Getting more hints that Ammi was cool and unconventional back when she was Kamala’s age is only pushing me further into JUST TELL HER YOUR SECRET territory.
I also like the mirror we got in the relationship between Najma and Kamran. She goes HAM and destroys everything she has to in order to protect him from Damage Control—but the second he’s physically safe she abandons him to his fate. Helping Kamala and her family was too deep a betrayal in her mind.
While I thought this episode was a little too plot-and-action heavy, I did enjoy the chase scenes for what they were. I thought they used Karachi well, especially the way Kamala, Waleed, and Kimo have to use multiple modes of transport to try to get away. Once again Kamala is very clearly still learning how to fight, and hasn’t suddenly leveled up—and once again her biggest hero moment is protecting the innocent. The scenes do the typical Marvel thing of showing us that the civilians survive. I also thought it was interesting that, unless I missed something, Kamala doesn’t kill anyone. I’m pretty sure Kimo does, and obviously we see Najma kill Waleed. But Kamala blocks, evades, and protects, but doesn’t land anything close to a killing blow.
I should also mention that because Indiana Jones and the Last Crusade and 1999’s The Mummy Starring America’s Sweetheart Brendan Fraser were extremely formative for me, it’s constitutionally impossible for me to meet a character like Waleed and not immediately say “The Brotherhood of the Cruciform Sword!” or, “The Medjai!”—but I guess The Red Daggers is pretty cool, too.
Back to the show’s focus on small details, I thought the lunch scene was perfect. The second the camera lingered on Kamala’s cuffed jeans for an extra second I knew what was coming, and it was such an excellent way to show the divides in the family. The cousins don’t think of it, because it would never occur to them to wear jeans to a nice lunch.
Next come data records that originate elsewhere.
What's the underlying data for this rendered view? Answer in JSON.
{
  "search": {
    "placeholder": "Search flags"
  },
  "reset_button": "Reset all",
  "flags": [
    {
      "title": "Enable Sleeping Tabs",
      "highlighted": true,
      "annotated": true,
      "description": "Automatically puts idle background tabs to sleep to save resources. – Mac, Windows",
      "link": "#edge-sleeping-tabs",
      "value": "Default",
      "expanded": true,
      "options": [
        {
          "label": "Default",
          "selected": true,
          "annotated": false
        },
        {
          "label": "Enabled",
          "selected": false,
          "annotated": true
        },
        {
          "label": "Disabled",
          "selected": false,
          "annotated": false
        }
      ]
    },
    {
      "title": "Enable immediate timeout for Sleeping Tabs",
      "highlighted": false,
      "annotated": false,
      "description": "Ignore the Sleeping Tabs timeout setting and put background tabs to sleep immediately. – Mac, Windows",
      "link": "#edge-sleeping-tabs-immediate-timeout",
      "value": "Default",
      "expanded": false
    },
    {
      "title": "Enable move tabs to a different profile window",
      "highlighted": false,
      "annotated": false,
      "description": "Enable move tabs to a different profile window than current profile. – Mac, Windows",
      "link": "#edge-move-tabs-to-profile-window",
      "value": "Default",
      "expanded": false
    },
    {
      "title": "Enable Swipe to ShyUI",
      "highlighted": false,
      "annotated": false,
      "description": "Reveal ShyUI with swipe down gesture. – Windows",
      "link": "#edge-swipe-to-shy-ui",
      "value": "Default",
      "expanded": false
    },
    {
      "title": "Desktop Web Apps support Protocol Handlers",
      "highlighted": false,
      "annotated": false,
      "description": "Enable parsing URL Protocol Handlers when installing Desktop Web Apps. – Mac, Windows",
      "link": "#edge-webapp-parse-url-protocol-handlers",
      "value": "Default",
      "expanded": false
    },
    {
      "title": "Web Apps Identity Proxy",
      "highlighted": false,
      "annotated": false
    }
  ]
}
Ammi doesn’t think of it because she hasn’t been back in so long, but she naturally dresses up. And of course it turns into another opportunity for the cousins to tease Kamala for her “American Born Confused” diaspora status. The through line of her finding the food too spicy is paid off so nicely in the bonfire scene, where she finally starts to feel welcomed with her bag of biryani.
I was also glad the writers took a moment to check in on all of Kamala’s messages to Nakia, and how resoundingly they’ve been ignored. Hopefully Bruno’s doing some damage control of his own back home.
Also how cool is that Ant-Man mural?
But again, I think it’s telling that these are the moments that are sticking in my head. I’m glad the show took us to Karachi, and I liked the action stuff, but I think the strongest work is in these quieter character moments. The Clandestine stuff felt a bit shoehorned in. And I’m not sure where I stand on the: “Next Week, During Partition” cliffhanger ending. Obviously the show’s been seeding the family’s history the entire time, but this is a lot to try to pack into a six-episode series.
I love Kamala enough to follow the show wherever it takes me, but I’m nervous about next week.
Nani to Ammi: Your skin is so dry! Are you again on one of your strange diets???
Kamala: I’m breaking more than I can fix!
Nani: If you had lived like I have, lost what I have, you learn to find beauty in the pieces.
Kimo: Come with me if you want to live.
Kimo: Just kidding, I’ve always wanted to say that! But really, we should go.